[Dataset records]
○ ○ ○
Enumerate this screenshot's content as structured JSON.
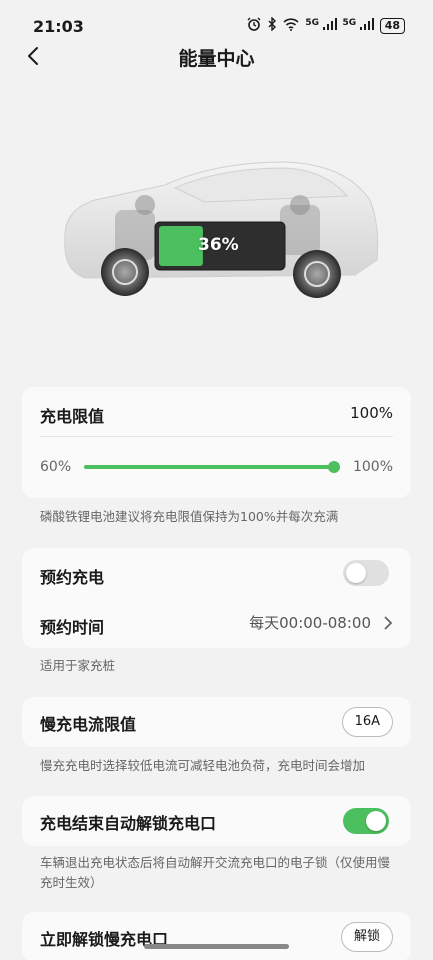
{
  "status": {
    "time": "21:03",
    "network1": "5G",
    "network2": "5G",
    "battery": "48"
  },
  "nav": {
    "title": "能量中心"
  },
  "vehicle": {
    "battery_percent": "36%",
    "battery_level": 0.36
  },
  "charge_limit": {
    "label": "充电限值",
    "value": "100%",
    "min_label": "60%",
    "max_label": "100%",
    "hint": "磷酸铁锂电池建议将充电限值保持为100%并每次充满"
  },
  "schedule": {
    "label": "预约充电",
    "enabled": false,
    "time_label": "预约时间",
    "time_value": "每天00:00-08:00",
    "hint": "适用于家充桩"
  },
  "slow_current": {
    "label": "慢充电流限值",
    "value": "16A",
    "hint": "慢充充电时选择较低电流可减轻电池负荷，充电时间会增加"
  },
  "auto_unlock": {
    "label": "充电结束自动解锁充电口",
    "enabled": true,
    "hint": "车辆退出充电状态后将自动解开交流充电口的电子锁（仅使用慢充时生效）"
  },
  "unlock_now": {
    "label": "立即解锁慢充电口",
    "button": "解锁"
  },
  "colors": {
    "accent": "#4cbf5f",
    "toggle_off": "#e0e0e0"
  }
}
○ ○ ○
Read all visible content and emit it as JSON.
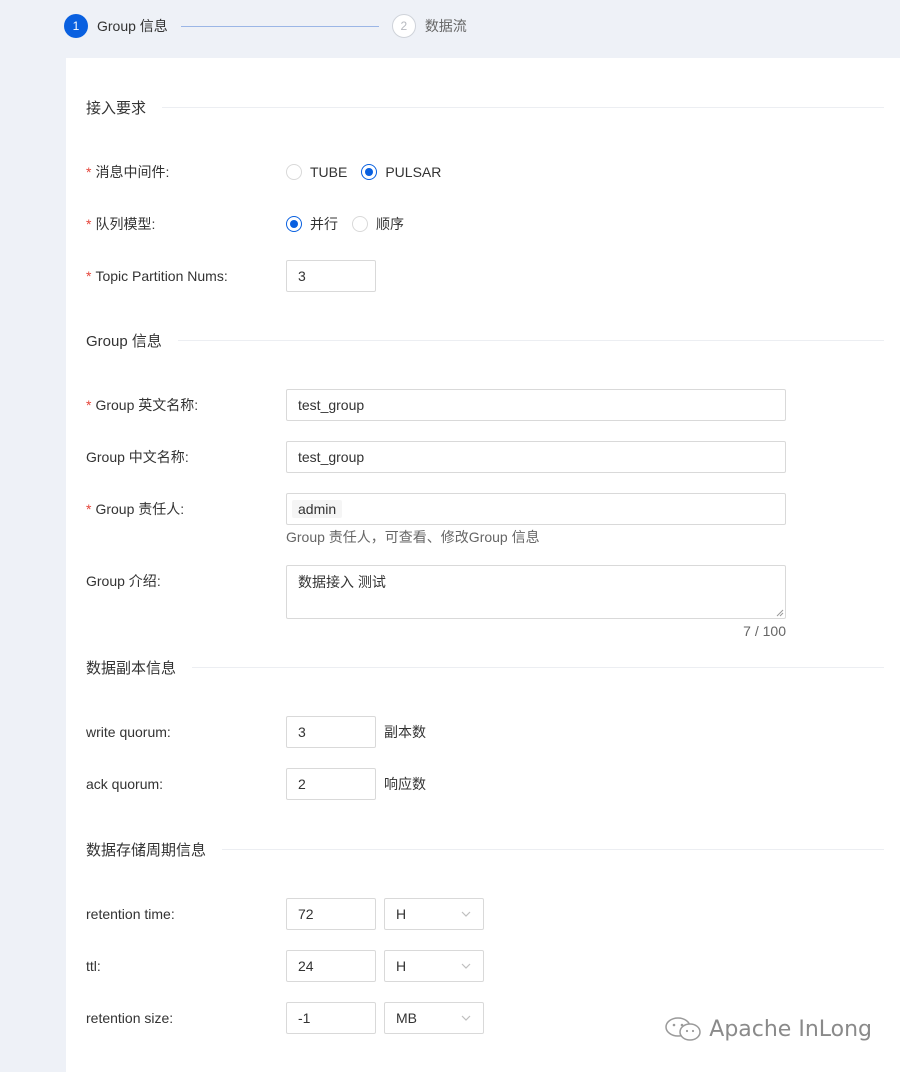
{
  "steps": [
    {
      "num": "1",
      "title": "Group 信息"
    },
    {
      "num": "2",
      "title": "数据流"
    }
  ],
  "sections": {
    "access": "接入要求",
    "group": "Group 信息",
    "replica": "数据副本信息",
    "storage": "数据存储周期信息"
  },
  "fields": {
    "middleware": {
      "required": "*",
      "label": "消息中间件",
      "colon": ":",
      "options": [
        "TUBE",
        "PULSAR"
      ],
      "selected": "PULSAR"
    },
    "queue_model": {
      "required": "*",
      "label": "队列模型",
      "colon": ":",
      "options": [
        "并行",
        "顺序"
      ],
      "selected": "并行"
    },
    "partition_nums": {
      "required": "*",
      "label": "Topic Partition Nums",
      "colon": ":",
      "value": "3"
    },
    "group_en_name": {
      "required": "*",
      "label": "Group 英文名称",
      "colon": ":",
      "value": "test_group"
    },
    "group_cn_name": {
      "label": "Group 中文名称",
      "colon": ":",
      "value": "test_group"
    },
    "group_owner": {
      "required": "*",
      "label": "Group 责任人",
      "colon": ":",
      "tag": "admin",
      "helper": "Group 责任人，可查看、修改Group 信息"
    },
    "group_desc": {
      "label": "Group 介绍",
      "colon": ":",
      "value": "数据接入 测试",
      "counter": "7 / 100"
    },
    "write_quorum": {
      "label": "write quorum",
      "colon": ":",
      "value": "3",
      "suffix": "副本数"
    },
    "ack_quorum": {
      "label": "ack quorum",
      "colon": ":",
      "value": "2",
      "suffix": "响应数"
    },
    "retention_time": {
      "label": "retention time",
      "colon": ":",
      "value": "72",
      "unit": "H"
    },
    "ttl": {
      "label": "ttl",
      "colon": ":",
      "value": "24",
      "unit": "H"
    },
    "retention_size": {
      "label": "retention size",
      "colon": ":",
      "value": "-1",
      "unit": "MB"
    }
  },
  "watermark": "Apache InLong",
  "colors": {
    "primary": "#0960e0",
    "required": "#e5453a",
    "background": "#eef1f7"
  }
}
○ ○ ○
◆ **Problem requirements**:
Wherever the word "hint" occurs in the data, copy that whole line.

◆ **Output for this exercise**:
    "hint": "磷酸铁锂电池建议将充电限值保持为100%并每次充满"
    "hint": "适用于家充桩"
    "hint": "慢充充电时选择较低电流可减轻电池负荷，充电时间会增加"
    "hint": "车辆退出充电状态后将自动解开交流充电口的电子锁（仅使用慢充时生效）"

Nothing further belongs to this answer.